Last term I was course tutor on a core unit for taught masters students at Bristol’s Graduate School of Education. The unit – Introduction to Educational Inquiry (‘IEI’) – is a pre-dissertation research training course that covers research philosophy and design, data collection and analysis (quantitative/qualitative), ethics, and dissemination. Students work in groups to undertake projects, the findings of which are presented at the end-of-term IEI conference. Assignments are then submitted involving reflection on the research process. The unit is notorious for being an intense introduction to research but it gives students a strong grounding in the theory and practice of educational inquiry before they plan their dissertations.
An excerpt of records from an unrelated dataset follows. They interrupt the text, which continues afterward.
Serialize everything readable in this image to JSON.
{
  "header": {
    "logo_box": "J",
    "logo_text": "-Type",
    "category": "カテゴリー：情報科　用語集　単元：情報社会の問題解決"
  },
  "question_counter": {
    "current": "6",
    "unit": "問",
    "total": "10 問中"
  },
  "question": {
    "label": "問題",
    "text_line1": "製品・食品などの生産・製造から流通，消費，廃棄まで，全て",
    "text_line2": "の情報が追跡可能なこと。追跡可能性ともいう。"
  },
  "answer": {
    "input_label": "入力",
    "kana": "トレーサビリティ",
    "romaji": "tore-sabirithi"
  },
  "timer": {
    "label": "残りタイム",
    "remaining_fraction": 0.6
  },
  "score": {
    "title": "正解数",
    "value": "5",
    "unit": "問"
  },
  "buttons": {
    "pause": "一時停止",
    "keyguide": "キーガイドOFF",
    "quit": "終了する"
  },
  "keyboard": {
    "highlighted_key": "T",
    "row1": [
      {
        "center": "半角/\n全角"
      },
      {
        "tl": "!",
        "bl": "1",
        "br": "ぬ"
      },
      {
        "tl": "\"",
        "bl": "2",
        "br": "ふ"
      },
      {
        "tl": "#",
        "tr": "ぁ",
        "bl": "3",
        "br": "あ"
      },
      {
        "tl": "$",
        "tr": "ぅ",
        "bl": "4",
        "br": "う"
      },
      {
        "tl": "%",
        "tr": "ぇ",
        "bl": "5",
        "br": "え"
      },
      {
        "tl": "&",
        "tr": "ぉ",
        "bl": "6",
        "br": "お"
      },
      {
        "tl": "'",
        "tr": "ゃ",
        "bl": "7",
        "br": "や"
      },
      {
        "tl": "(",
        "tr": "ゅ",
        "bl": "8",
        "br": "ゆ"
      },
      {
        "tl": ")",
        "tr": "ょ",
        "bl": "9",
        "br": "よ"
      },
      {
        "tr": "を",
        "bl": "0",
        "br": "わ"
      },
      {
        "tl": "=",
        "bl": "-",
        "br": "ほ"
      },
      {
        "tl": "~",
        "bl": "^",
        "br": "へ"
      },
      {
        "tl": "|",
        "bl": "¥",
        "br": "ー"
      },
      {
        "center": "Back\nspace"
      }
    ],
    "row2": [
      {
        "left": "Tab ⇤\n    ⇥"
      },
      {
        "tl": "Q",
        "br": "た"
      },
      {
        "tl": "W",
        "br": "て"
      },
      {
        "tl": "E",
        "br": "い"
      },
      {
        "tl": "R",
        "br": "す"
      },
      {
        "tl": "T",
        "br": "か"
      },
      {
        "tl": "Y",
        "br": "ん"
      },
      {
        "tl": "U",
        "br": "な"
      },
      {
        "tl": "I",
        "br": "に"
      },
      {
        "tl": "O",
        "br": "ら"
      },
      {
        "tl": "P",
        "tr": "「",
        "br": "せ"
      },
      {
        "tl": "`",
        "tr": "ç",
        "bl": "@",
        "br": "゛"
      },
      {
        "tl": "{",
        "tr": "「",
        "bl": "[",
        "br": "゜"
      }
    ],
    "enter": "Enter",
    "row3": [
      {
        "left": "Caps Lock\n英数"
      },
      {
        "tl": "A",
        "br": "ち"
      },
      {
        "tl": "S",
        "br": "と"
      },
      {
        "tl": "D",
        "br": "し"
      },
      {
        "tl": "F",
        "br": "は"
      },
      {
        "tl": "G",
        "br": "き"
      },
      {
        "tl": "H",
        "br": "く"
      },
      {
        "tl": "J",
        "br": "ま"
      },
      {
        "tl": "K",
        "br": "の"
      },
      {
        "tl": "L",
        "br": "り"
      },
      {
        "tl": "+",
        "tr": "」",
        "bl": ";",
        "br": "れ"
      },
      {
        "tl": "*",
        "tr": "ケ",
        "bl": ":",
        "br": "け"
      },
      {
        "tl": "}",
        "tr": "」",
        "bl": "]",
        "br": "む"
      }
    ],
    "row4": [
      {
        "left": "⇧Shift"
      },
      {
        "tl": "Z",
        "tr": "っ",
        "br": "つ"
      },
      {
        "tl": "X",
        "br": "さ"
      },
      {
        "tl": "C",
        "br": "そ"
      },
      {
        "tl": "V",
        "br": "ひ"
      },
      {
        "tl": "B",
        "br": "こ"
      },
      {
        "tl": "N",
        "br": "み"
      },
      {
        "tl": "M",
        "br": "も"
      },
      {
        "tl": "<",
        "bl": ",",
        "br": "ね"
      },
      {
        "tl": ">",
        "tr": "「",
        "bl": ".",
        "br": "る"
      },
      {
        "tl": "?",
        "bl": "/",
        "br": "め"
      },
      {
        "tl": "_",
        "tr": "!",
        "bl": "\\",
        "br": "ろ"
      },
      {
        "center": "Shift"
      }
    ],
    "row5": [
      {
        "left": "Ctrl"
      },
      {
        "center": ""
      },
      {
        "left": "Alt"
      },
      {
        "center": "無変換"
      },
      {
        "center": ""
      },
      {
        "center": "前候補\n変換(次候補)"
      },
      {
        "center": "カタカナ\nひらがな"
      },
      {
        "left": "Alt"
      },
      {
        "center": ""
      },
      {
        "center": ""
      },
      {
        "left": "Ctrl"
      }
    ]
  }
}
I’ve taught research methods before and helped run research workshops for MSc/PhD students, but this is the first time that I’ve taught a full unit on the topic. I was blessed to have a wonderful group who were more than happy to challenge both me and each other throughout the 10 week course. Having a diverse student body in terms of culture, education, and professional backgrounds made for a wonderful experience. We had mathematicians, scientists and psychologists entrenched in post-positivism debating with teachers, philosophers, and feminists who identified more with interpretivist traditions. Seminars became fertile spaces for debating epistemology, ethics and a whole plethora of issues that some established academics shy away from! The volume of A-grade students was impressive, and it was lovely to get a round of applause in my final lecture.
Because of fieldwork commitments in the new academic year I may not be teaching IEI in the Autumn. Instead, I’ll be leading a unit called Controversial Issues in Special and Inclusive Education – another fantastic space for debating hot topics. Roll on October 2016!
(Pictured: Berkeley Square, home to Bristol’s GSoE.)